I am not remotely out of touch with the rural situation. As the Deputy knows, my mother is from Clonmel, which is located in his constituency, and my father is from Mayo. I know a great deal about rural issues. This Government is hugely supportive of rural Ireland in terms of job creation, broadband and infrastructure-----

What broadband?

-----the rural regeneration and development fund, investment in national parks and reserves and, specifically, hedge cutting. Among the findings in the report I mentioned earlier is that the decline in the numbers of bees, butterflies and other insects has largely resulted from the effects of monoculture and the drive to ever higher levels of productivity, characterised by loss or neglect of hedgerows, farmland edges and scrub.

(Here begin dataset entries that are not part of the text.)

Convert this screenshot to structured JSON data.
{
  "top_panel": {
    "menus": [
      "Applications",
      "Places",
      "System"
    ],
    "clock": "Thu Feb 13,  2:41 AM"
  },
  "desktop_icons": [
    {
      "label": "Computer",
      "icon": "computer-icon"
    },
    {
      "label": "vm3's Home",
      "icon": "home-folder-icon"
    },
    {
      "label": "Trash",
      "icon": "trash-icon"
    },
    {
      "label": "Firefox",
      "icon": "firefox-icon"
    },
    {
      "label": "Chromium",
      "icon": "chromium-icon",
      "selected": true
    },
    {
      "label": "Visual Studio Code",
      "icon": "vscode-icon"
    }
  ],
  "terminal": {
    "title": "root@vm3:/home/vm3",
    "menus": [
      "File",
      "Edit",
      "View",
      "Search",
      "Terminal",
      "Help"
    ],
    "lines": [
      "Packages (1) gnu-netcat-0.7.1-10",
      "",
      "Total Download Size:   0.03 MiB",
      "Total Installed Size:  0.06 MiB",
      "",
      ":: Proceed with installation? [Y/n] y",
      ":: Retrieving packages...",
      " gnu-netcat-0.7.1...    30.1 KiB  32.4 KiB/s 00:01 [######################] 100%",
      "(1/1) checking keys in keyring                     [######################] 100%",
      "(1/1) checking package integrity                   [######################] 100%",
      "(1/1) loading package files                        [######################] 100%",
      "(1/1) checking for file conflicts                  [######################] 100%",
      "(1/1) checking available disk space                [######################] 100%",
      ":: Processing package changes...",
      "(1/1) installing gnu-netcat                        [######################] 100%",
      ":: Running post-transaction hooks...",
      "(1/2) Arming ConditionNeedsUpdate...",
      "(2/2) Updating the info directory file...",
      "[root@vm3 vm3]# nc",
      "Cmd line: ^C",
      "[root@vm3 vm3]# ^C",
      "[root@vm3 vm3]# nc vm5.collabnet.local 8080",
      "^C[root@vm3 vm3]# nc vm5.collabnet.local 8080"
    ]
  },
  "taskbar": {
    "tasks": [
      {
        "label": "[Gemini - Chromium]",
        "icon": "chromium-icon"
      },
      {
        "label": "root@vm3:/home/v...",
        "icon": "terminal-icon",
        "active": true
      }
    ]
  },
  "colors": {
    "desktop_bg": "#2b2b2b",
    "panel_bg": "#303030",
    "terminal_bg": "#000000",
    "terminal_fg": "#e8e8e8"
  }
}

It has also led to the deliberate removal of habitats, such as hedgerows and wetlands, and there has been some criticism of agricultural policy which does not support diverse hedgerows. If I had been in a position to extend the regulations, I would have done so. For all the reasons I have outlined, however, I was not in a position to do so and I stand by that decision. It would not have been the right thing to do in these circumstances.